“Victory or Paradise!” is the rallying cry of the Chechen suicide terrorists who took over the Beslan school and the Moscow theater (holding over one thousand and eight hundred hostages respectively). Chechen terrorists acting from inside Chechnya launched more than 112 suicide attacks inside Chechnya and are still active spreading their movement outside Chechnya into the region. Likewise because of the devastating wars of independence Chechens refugees dispersed all over the world—to Europe, Canada, U.S. and elsewhere. As refugees they fled Chechnya and the surrounding region with deep traumas seared into their souls—death, torture, rapes, carpet bombings, complete and total devastation. A few of these became terrorist instigators and actors in Belgium, in France and now it looks like also here.
The young men identified as suspects in the Boston bombings are Chechens who came here as children fleeing two devastating wars of independence in Chechnya. As such they likely grew up hearing stories of Russian atrocities there and may have also been exposed to stories glorifying rebel fighters in Chechnya that have been involved in militant jihadi activities.
Like the young Somalian refugees who joined the militant jihad from Minnesota they may have also been exposed to ethnic fighters or grew up with a longing for the home country alongside a deep sense of injustice over what is happening in their country and the world’s silence about it. The global militant jihadi movement—AQ and its affiliates—recruits and motivates new members by showing atrocities against Muslims in conflicts all over the world—Kashmir, Palestine, Afghanistan, Iraq, Yemen, Somalia, etc.—invoking sympathy for victims in these conflicts. For young people it can be confusing—they can become convinced that Muslims worldwide are under attack and that they should join in order to defend Muslims. And if they themselves grew up under attack these claims can be visceral—memories of war traumas return in full force.
While these young men grew up here and were obviously not “sent” abroad by a terrorist movement at nine years old (if they came ten years ago), this does not mean that they are true home-growns. They most likely brought war trauma with them as refugees—they have the Chechen conflict seared into their souls and this makes them deeply vulnerable to militant jihadi movements.
Likewise as we watch the news still unfolding, we should keep in mind that the fact that these young suspects did not carry out a suicide operation does not mean that they are not suicide ready. Like the Madrid bombers, or Muriel Deguaque’s husband—they may be carrying out one attack without suiciding hoping to fight another day—but they are probably ready to die and appear to have explosives at the ready. If so we should expect them to rig them onto their bodies or where they are holed up into a suicide operation taking arresting officers down with themselves in a “martyrdom” operation.
These people believe that dying in the fight takes them straight to paradise and also opens the doors of paradise for seventy of their relatives and this along with their political passion gives them the fortitude to die in this way—while they also rejoice in the killing they carry out in behalf of their “cause”. My guess in this case the “cause” is an international one linked to the wider militant jihadi movement—and that the goal is hurting Americans not in revenge for what happened in Chechnya but in revenge for the perceived –from the militant jihadis point of view—war on Islam—and the civilian deaths that occur due to our war efforts with drones in Yemen, Afghanistan, Pakistan, Somali, etc.
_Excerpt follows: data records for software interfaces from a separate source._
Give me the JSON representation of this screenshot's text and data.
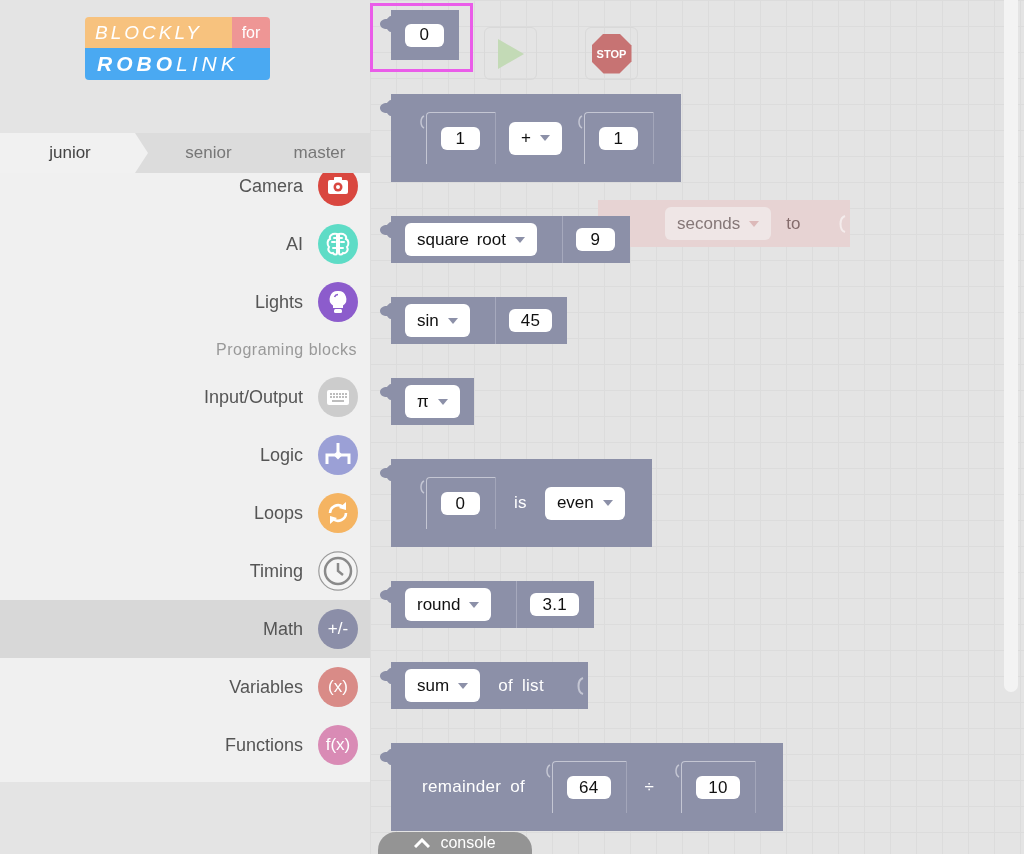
{
  "logo": {
    "top": "BLOCKLY",
    "tag": "for",
    "bottom": "**ROBO**LINK"
  },
  "tabs": [
    {
      "label": "junior",
      "selected": true
    },
    {
      "label": "senior",
      "selected": false
    },
    {
      "label": "master",
      "selected": false
    }
  ],
  "categories": [
    {
      "kind": "category",
      "label": "Camera",
      "color": "#d9473f",
      "selected": false
    },
    {
      "kind": "category",
      "label": "AI",
      "color": "#5edcc6",
      "selected": false
    },
    {
      "kind": "category",
      "label": "Lights",
      "color": "#8c5ccc",
      "selected": false
    },
    {
      "kind": "heading",
      "label": "Programing blocks"
    },
    {
      "kind": "category",
      "label": "Input/Output",
      "color": "#cccccc",
      "selected": false
    },
    {
      "kind": "category",
      "label": "Logic",
      "color": "#9ba0d6",
      "selected": false
    },
    {
      "kind": "category",
      "label": "Loops",
      "color": "#f5b462",
      "selected": false
    },
    {
      "kind": "category",
      "label": "Timing",
      "color": "#f4f4f4",
      "selected": false
    },
    {
      "kind": "category",
      "label": "Math",
      "symbol": "+/-",
      "color": "#8b8ea8",
      "selected": true
    },
    {
      "kind": "category",
      "label": "Variables",
      "symbol": "(x)",
      "color": "#d98b87",
      "selected": false
    },
    {
      "kind": "category",
      "label": "Functions",
      "symbol": "f(x)",
      "color": "#d98bb5",
      "selected": false
    }
  ],
  "workspace": {
    "stop_label": "STOP",
    "block": {
      "parts": [
        {
          "kind": "dropdown",
          "value": "seconds"
        },
        {
          "kind": "text",
          "value": "to"
        }
      ]
    }
  },
  "flyout": {
    "blocks": [
      {
        "kind": "value",
        "selected": true,
        "parts": [
          {
            "kind": "number",
            "value": "0"
          }
        ]
      },
      {
        "kind": "tall",
        "selected": false,
        "parts": [
          {
            "kind": "socket",
            "value": "1"
          },
          {
            "kind": "dropdown",
            "value": "+"
          },
          {
            "kind": "socket",
            "value": "1"
          }
        ]
      },
      {
        "kind": "inline",
        "selected": false,
        "parts": [
          {
            "kind": "dropdown",
            "value": "square root"
          },
          {
            "kind": "plug",
            "value": "9"
          }
        ]
      },
      {
        "kind": "inline",
        "selected": false,
        "parts": [
          {
            "kind": "dropdown",
            "value": "sin"
          },
          {
            "kind": "plug",
            "value": "45"
          }
        ]
      },
      {
        "kind": "inline",
        "selected": false,
        "parts": [
          {
            "kind": "dropdown",
            "value": "π"
          }
        ]
      },
      {
        "kind": "tall",
        "selected": false,
        "parts": [
          {
            "kind": "socket",
            "value": "0"
          },
          {
            "kind": "text",
            "value": "is"
          },
          {
            "kind": "dropdown",
            "value": "even"
          }
        ]
      },
      {
        "kind": "inline",
        "selected": false,
        "parts": [
          {
            "kind": "dropdown",
            "value": "round"
          },
          {
            "kind": "plug",
            "value": "3.1"
          }
        ]
      },
      {
        "kind": "inline",
        "selected": false,
        "parts": [
          {
            "kind": "dropdown",
            "value": "sum"
          },
          {
            "kind": "text",
            "value": "of list"
          },
          {
            "kind": "slot"
          }
        ]
      },
      {
        "kind": "tall",
        "selected": false,
        "parts": [
          {
            "kind": "text",
            "value": "remainder of"
          },
          {
            "kind": "socket",
            "value": "64"
          },
          {
            "kind": "text",
            "value": "÷"
          },
          {
            "kind": "socket",
            "value": "10"
          }
        ]
      }
    ]
  },
  "console": {
    "label": "console"
  }
}
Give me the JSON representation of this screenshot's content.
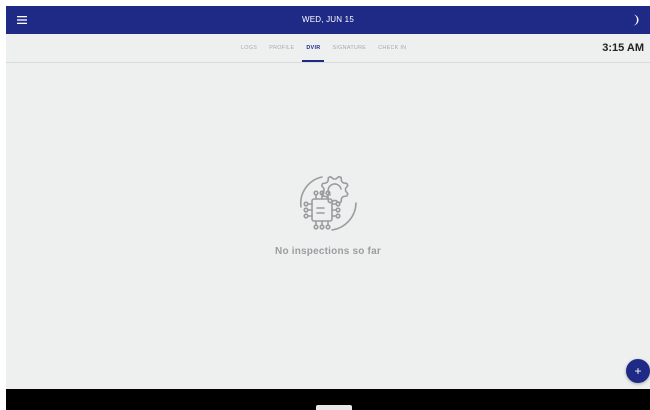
{
  "header": {
    "date": "WED, JUN 15",
    "menu_icon": "hamburger-menu-icon",
    "night_mode_icon": "moon-icon"
  },
  "tabs": [
    {
      "label": "LOGS",
      "active": false
    },
    {
      "label": "PROFILE",
      "active": false
    },
    {
      "label": "DVIR",
      "active": true
    },
    {
      "label": "SIGNATURE",
      "active": false
    },
    {
      "label": "CHECK IN",
      "active": false
    }
  ],
  "clock": {
    "time": "3:15 AM"
  },
  "empty_state": {
    "icon": "gear-chip-icon",
    "message": "No inspections so far"
  },
  "fab": {
    "label": "+",
    "icon": "plus-icon"
  },
  "colors": {
    "primary": "#1f2a86",
    "background": "#eef0f0",
    "muted_text": "#9a9da0",
    "inactive_tab": "#a5a8ab"
  }
}
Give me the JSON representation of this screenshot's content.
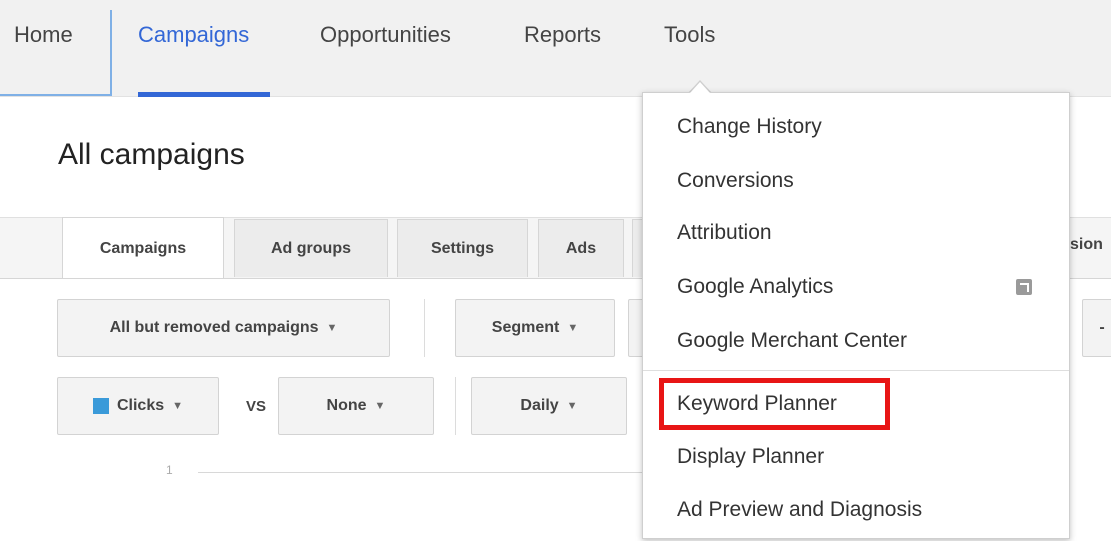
{
  "nav": {
    "items": [
      "Home",
      "Campaigns",
      "Opportunities",
      "Reports",
      "Tools"
    ],
    "active": "Campaigns",
    "accent_color": "#3367d6"
  },
  "page": {
    "title": "All campaigns"
  },
  "tabs": {
    "items": [
      "Campaigns",
      "Ad groups",
      "Settings",
      "Ads"
    ],
    "active": "Campaigns",
    "clipped_right": "sion"
  },
  "toolbar": {
    "filter_label": "All but removed campaigns",
    "segment_label": "Segment",
    "clipped_right": "-"
  },
  "chart_controls": {
    "metric_label": "Clicks",
    "metric_color": "#3a9ad9",
    "vs_label": "VS",
    "compare_label": "None",
    "interval_label": "Daily"
  },
  "chart": {
    "y_tick": "1"
  },
  "tools_menu": {
    "items": [
      {
        "label": "Change History",
        "external": false
      },
      {
        "label": "Conversions",
        "external": false
      },
      {
        "label": "Attribution",
        "external": false
      },
      {
        "label": "Google Analytics",
        "external": true,
        "icon": "external-link-icon"
      },
      {
        "label": "Google Merchant Center",
        "external": false
      },
      {
        "label": "Keyword Planner",
        "external": false,
        "highlighted": true
      },
      {
        "label": "Display Planner",
        "external": false
      },
      {
        "label": "Ad Preview and Diagnosis",
        "external": false
      }
    ],
    "highlight_color": "#e81515"
  }
}
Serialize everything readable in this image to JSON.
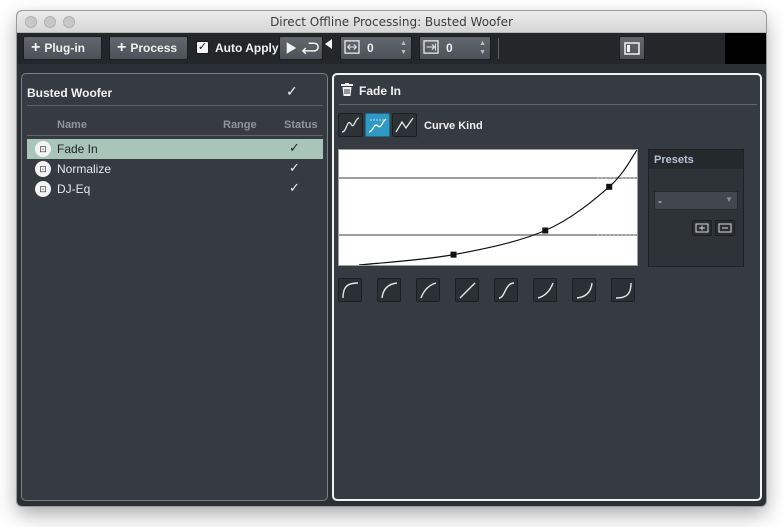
{
  "window": {
    "title": "Direct Offline Processing: Busted Woofer"
  },
  "toolbar": {
    "plugin_label": "Plug-in",
    "process_label": "Process",
    "auto_apply_label": "Auto Apply",
    "auto_apply_checked": true,
    "pre_value": "0",
    "post_value": "0",
    "icons": [
      "plus-icon",
      "play-icon",
      "loop-icon",
      "pre-range-icon",
      "post-range-icon",
      "panel-layout-icon"
    ]
  },
  "left_panel": {
    "title": "Busted Woofer",
    "columns": [
      "Name",
      "Range",
      "Status"
    ],
    "rows": [
      {
        "name": "Fade In",
        "selected": true,
        "status": "✓"
      },
      {
        "name": "Normalize",
        "selected": false,
        "status": "✓"
      },
      {
        "name": "DJ-Eq",
        "selected": false,
        "status": "✓"
      }
    ]
  },
  "right_panel": {
    "title": "Fade In",
    "curve_kind_label": "Curve Kind",
    "curve_kind_selected": 1,
    "presets": {
      "header": "Presets",
      "selected": "-"
    },
    "curve": {
      "points": [
        [
          0.0,
          0.0
        ],
        [
          0.34,
          0.09
        ],
        [
          0.67,
          0.3
        ],
        [
          0.9,
          0.68
        ],
        [
          1.0,
          1.0
        ]
      ]
    },
    "shape_presets": [
      "convex-strong-icon",
      "convex-icon",
      "convex-soft-icon",
      "linear-icon",
      "s-curve-icon",
      "concave-soft-icon",
      "concave-icon",
      "concave-strong-icon"
    ]
  },
  "colors": {
    "accent": "#2f9ac4",
    "selected_row": "#a9c5b9",
    "panel_bg": "#353b40",
    "window_bg": "#2b3034"
  }
}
It points again to our need to try to address and diminish war traumas that increase vulnerabilities in those who come as refugees from such areas and for us to be aware of trauma and revenge being once again awakened within them as motivators for terrorism.
By background the Chechen conflict which began as a secular independence movement in 1991 following the break up of the Soviet Union was turned from a rebel movement into militant jihadi terrorism by an influx of middle eastern money and former Afghani fighters—still euphoric over defeating the former USSR in Afghanistan. Feeling abandoned by the west the Chechen rebels fighting for independence from Russia embraced a “martyrdom” ideology and eventually began launching suicide attacks—the first occurring in June of 2000 involving two women driving an explosive laden truck. The Chechens went on to launch over thirty attacks using over one hundred twelve suicide bombings bombings—nearly half involving female bombers. My colleague and I conducted psychological autopsies on half of these bombers—over sixty of them—identifying what put them on the terrorists trajectory and what moved them along it to the point of believing exploding themselves to kill others was a good idea. I also interviewed in Belgium a militant jihadi operative who was radicalized into the movement by a Chechen living in Antwerp who radicalized not only him but many other young people into the global militant jihadi movement.
Anne Speckhard, Ph.D. is Adjunct Associate Professor of Psychiatry in the Georgetown University Medical School and author of Talking to Terrorists: Understanding the Psycho-Social Motivations of Militant Jihadi Terrorists, Mass Hostage Takers, Suicide Bombers & “Martyrs” In the last decade she interviewed over four hundred terrorists, suicide bombers, terrorist supporters, family members, close associates and hostages. She also conducted psychological autopsies with a Chechen colleague on over half of the 112 Chechen suicide bombers investigating what put them on the terrorist trajectory and what motivated them to explode themselves.